To do
Find the lines in the entries that follow where the word "views" occurs, and state how many there are, with no other words.

(Entries taken from a collection)

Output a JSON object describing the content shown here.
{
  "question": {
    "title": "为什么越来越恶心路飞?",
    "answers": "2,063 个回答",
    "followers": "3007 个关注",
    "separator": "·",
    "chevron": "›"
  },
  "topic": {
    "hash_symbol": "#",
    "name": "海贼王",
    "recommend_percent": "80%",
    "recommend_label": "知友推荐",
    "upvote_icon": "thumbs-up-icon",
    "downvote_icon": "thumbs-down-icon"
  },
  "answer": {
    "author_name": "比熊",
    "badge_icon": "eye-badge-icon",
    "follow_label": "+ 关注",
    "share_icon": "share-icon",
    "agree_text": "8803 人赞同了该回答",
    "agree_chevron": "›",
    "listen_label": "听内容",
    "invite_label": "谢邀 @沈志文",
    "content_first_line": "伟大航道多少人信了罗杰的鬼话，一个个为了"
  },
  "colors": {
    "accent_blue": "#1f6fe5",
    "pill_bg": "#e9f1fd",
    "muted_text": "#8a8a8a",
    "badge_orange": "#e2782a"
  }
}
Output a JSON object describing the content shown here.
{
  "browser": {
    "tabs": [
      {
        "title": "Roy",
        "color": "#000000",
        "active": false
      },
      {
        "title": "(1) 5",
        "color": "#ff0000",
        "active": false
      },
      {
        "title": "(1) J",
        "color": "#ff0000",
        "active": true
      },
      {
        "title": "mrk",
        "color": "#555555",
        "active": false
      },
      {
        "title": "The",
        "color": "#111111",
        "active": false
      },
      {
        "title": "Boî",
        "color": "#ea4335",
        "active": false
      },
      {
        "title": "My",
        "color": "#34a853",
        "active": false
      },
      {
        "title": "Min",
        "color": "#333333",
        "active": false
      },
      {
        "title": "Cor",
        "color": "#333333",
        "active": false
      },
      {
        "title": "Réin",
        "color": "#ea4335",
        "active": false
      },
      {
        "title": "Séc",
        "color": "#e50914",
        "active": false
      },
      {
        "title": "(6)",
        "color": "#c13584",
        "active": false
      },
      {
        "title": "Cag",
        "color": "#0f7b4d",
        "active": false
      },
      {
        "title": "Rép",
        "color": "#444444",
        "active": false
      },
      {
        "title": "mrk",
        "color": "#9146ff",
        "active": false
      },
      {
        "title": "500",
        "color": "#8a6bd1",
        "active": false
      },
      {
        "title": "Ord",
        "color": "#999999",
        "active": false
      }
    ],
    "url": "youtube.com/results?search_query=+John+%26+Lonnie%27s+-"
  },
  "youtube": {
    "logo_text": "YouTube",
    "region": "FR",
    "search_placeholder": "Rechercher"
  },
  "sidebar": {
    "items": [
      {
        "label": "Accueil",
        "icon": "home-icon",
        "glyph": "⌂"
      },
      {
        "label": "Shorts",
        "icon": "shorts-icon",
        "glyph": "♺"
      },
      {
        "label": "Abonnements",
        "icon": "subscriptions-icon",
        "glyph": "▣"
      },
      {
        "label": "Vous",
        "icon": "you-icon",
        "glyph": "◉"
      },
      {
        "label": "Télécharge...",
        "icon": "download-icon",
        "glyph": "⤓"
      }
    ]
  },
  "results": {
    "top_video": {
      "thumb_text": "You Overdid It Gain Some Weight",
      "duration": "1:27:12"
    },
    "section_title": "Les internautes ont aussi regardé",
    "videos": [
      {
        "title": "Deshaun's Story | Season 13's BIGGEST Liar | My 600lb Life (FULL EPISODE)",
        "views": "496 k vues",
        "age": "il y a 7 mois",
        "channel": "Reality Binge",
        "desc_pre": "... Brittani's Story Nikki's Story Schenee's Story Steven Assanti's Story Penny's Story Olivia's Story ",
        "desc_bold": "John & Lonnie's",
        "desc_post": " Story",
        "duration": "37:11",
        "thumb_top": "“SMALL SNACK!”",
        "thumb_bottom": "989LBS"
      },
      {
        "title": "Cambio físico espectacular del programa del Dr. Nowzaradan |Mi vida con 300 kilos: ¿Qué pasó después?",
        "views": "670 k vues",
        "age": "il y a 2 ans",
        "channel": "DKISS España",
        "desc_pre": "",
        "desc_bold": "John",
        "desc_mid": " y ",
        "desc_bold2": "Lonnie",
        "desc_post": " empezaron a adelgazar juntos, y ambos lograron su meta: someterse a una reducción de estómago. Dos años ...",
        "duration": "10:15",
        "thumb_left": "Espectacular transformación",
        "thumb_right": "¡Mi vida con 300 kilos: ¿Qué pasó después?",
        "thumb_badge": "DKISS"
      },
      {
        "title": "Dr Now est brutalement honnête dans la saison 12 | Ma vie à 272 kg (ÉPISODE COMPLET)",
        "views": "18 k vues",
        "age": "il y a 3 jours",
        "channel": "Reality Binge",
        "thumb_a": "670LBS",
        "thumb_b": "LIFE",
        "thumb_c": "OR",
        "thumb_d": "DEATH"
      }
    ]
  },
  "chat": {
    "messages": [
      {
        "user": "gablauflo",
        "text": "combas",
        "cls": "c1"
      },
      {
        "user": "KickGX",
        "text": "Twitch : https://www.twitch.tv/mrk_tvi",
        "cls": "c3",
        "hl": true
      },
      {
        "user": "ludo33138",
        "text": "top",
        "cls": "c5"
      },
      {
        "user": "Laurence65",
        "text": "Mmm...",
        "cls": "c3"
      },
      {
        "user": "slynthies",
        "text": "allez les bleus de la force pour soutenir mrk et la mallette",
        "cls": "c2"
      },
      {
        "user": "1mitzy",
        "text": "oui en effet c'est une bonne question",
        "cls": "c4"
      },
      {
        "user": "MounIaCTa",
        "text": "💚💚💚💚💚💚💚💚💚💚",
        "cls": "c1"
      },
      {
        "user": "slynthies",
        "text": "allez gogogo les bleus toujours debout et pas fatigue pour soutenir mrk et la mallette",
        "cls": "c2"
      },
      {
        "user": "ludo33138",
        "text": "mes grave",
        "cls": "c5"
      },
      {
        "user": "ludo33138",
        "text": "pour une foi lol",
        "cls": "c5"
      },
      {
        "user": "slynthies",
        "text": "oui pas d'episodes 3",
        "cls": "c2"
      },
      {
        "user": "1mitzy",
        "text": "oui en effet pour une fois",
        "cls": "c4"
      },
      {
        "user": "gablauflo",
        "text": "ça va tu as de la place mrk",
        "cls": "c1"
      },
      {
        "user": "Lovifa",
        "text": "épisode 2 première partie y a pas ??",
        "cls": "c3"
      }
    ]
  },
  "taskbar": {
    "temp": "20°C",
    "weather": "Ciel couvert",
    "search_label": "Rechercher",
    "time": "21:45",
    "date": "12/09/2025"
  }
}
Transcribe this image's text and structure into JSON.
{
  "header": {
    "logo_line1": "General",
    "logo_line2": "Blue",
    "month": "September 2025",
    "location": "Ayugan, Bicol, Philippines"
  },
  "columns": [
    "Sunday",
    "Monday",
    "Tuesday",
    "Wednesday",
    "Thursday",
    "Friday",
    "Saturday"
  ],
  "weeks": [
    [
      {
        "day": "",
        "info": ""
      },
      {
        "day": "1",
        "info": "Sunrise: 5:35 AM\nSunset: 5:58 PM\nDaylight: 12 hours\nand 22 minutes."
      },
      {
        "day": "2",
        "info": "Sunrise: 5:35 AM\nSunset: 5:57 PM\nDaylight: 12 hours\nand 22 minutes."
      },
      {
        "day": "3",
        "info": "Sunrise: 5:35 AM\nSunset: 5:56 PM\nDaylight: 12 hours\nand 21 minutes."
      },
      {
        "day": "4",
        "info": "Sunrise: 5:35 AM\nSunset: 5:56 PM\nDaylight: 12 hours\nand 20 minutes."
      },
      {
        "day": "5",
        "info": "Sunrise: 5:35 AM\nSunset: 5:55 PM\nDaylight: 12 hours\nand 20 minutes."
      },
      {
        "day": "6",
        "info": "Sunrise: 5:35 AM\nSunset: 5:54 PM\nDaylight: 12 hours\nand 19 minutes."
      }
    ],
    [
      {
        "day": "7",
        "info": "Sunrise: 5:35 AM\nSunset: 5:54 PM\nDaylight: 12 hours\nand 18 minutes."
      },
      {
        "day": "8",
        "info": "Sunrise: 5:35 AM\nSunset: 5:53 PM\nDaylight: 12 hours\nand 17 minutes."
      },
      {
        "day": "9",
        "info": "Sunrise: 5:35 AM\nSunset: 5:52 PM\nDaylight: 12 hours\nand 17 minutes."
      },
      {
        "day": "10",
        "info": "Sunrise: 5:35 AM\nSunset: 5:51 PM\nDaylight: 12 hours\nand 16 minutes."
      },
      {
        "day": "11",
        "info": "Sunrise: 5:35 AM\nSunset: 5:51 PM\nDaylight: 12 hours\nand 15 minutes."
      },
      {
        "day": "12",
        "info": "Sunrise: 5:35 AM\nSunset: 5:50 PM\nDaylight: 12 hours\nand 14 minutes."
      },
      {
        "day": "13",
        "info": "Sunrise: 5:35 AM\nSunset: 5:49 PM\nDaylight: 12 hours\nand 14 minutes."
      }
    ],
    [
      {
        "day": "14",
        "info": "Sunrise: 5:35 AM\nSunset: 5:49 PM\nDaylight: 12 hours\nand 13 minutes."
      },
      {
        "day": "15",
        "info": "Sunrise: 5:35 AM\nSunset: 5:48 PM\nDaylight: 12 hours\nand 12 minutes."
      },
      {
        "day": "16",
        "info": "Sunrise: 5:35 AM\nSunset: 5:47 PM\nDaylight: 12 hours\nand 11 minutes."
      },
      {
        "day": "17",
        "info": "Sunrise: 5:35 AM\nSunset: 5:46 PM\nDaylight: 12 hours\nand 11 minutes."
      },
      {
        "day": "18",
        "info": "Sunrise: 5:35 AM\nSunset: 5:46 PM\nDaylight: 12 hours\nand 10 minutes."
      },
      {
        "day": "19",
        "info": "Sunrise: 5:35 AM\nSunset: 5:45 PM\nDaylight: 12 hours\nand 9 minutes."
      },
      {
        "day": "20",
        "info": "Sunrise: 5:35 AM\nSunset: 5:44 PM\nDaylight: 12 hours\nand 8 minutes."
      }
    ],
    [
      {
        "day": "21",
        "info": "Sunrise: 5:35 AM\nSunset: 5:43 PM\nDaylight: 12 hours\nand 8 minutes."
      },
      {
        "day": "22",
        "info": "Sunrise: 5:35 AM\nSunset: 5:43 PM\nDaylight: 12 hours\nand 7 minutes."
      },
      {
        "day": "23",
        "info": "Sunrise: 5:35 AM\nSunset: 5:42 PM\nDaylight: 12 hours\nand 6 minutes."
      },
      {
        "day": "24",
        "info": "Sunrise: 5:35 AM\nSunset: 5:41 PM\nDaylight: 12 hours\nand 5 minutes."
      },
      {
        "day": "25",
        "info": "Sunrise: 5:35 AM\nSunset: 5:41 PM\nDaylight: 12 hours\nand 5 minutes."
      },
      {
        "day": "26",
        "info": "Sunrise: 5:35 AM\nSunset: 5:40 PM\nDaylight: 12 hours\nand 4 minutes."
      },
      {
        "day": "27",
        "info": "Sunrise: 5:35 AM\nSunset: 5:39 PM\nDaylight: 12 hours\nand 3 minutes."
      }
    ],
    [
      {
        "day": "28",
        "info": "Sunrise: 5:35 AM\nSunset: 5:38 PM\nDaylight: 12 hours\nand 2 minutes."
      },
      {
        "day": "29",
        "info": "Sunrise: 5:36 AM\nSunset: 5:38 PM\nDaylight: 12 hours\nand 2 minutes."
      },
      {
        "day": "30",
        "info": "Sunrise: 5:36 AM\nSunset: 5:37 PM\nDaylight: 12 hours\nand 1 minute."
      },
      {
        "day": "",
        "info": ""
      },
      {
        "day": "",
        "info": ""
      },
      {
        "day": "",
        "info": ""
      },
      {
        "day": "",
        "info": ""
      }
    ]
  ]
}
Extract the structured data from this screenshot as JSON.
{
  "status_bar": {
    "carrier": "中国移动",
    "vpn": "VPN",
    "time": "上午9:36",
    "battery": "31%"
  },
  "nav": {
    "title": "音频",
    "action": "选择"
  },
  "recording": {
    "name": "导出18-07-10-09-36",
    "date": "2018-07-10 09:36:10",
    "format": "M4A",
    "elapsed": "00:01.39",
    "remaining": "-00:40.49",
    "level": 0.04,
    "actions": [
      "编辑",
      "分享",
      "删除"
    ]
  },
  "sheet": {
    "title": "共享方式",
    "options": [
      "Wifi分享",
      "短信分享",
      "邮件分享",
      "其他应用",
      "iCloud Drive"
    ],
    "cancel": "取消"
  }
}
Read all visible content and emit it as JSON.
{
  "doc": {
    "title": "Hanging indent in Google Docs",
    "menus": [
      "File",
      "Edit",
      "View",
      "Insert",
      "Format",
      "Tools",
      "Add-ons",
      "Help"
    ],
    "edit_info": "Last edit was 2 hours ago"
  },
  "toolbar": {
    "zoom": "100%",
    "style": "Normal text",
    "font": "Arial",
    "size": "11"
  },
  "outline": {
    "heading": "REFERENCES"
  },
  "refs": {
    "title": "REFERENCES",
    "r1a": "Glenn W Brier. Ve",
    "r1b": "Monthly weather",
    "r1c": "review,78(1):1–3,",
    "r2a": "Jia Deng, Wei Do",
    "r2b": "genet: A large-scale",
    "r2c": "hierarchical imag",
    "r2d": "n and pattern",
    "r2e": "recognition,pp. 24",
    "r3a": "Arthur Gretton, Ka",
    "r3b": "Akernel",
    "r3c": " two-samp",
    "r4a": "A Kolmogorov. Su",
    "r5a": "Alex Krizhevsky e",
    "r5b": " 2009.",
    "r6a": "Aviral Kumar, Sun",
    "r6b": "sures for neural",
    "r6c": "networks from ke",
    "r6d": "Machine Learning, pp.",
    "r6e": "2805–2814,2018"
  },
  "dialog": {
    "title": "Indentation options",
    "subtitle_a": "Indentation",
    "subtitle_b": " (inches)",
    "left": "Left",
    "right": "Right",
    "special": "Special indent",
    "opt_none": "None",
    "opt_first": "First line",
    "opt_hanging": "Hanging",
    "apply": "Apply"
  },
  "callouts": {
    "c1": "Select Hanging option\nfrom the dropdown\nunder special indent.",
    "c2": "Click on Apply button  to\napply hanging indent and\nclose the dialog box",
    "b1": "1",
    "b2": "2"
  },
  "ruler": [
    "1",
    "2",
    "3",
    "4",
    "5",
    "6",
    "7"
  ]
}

Written reply
3